Why am I so curious?/ This territory’s dangerous/ Because You’re New/You’re So New ~ No Doubt song
The newness of life is beautiful, isn’t it? At times dangerous but beautiful. The problem is adaptability once the newness wears off, but we’re rarely concerned with consequences when intrigued.
At the sight of beautiful newness, the heart dashes toward it, a joyous chorus leading the way. There is a sense of wanting to explore, to feel more, fearing time and place will dissolve as if a dream.
It can be anything, this beautiful newness: a new place, falling in love. It can leave one feeling spent. Ecstatic. Remember the day? The precise moment when it happened.

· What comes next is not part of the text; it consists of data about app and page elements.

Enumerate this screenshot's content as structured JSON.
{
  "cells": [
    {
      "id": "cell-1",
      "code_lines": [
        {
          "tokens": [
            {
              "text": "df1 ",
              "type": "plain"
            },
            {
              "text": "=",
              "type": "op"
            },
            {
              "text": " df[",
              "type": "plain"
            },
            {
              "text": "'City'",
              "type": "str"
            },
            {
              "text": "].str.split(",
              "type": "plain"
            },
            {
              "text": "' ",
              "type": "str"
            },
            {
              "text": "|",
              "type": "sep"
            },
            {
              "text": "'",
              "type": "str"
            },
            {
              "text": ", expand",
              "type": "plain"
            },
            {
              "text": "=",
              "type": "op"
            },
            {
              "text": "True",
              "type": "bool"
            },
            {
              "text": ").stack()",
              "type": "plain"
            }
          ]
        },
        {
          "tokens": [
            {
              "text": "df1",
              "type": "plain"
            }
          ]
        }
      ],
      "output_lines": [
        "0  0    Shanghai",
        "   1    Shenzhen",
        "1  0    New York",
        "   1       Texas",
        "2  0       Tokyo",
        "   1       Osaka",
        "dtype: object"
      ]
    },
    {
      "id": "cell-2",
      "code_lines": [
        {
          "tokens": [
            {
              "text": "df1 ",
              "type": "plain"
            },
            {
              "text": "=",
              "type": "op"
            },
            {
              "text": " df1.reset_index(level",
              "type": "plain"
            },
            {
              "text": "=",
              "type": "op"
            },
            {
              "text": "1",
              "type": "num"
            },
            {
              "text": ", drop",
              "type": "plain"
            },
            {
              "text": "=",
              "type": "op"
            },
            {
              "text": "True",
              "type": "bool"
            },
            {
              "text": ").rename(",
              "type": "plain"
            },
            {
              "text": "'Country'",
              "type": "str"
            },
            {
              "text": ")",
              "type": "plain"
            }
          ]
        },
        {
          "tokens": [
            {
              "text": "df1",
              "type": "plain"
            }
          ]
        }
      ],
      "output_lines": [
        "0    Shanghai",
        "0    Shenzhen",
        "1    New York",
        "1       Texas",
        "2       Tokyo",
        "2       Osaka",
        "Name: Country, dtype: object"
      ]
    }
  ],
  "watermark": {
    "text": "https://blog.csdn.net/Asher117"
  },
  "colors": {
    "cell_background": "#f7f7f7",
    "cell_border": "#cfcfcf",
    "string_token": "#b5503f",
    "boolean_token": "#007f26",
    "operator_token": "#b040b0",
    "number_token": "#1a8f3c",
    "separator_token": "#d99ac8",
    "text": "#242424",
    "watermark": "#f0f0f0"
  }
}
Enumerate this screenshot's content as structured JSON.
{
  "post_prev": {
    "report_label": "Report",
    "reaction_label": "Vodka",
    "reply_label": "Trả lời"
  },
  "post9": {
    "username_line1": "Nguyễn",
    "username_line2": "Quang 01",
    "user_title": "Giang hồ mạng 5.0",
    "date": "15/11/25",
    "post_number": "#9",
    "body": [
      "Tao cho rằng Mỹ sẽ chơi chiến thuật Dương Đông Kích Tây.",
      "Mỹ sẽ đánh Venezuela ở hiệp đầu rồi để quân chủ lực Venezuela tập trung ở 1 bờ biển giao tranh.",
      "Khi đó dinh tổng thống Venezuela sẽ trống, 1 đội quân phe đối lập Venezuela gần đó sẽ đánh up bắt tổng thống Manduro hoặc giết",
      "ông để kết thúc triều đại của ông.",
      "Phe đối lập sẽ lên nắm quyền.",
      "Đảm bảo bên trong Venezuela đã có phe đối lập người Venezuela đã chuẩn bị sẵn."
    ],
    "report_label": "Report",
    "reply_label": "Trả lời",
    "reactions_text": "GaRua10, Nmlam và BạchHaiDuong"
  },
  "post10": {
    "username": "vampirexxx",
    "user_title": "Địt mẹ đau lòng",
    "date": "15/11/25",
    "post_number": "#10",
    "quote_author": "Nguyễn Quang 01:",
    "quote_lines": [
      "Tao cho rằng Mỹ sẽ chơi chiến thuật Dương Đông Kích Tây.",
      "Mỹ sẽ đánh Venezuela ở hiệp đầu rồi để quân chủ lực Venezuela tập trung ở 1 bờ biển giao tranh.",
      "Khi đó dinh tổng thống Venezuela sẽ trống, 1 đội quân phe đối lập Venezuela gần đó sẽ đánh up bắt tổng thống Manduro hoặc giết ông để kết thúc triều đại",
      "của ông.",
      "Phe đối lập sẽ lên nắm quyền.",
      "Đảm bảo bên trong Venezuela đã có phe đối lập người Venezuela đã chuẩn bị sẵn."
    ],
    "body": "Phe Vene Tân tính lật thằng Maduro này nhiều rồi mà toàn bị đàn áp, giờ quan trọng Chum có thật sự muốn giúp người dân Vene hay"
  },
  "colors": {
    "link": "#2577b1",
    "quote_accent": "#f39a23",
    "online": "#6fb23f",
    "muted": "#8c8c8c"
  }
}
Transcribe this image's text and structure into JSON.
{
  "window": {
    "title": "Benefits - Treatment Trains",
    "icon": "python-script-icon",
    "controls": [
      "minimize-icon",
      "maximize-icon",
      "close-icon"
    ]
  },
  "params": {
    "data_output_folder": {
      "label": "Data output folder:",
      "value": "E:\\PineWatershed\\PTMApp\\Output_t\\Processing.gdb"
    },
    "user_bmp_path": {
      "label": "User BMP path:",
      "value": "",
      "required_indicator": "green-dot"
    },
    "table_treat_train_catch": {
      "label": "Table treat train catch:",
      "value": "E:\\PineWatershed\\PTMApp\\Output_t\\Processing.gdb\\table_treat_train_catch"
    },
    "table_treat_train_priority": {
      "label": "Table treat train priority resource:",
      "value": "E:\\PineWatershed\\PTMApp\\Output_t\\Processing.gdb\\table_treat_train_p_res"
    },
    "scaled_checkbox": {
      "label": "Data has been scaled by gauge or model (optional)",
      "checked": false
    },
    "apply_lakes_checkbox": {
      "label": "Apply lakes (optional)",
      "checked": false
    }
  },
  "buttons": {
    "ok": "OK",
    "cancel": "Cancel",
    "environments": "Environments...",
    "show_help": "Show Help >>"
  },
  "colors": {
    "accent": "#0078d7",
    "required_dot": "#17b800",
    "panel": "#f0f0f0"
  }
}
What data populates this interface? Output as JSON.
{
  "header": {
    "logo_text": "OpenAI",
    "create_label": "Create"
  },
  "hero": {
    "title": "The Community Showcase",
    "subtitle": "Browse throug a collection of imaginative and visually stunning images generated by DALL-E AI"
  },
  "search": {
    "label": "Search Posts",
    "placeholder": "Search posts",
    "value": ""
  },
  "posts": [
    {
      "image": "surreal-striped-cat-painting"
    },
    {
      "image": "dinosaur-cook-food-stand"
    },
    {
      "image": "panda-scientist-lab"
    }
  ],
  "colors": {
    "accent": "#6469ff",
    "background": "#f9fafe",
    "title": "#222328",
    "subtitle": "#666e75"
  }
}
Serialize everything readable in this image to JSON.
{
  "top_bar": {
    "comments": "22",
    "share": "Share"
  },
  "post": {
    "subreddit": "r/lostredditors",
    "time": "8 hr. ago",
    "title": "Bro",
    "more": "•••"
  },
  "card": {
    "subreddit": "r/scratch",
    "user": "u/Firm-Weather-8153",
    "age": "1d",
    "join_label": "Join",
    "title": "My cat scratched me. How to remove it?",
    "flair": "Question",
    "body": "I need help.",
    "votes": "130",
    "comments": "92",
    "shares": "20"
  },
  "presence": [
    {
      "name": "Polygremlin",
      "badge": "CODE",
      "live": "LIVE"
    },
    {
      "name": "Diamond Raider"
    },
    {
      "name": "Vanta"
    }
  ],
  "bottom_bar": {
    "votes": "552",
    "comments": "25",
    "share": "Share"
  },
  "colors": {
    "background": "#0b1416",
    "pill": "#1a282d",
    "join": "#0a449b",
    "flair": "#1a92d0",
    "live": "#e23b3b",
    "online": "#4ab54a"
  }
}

When the eye met this beautiful, new challenge, in whatever form.
Some twenty years back, I embraced the new — new home, meeting my husband. Joy mixed with trepidation. The feeling has evolved over time, yet retained a bit of its old self. I’m glad it did. I want to always look at the world as if I just saw it for the first time.
How This Pertains to the Story
Change came in many forms for Zoe Sinclair in Stranger or Friend — from friend to foe, skeptic to lover. Too busy for love, she analyzed the emotion rather than felt it: Love. We know so much, but understand so little of its pain. Why do we fall in love so easily?
But Sebastian belonged to that beautiful newness she feared yet yearned for. When she let go of prudence, Surges of pleasure rushed through Zoe and nothing else mattered—just the two of them, inside a steamy truck, in the parking lot of a tavern.
The story, however, is a mystery, with love playing a background role. But what is a novel without some romance; for what is live without love?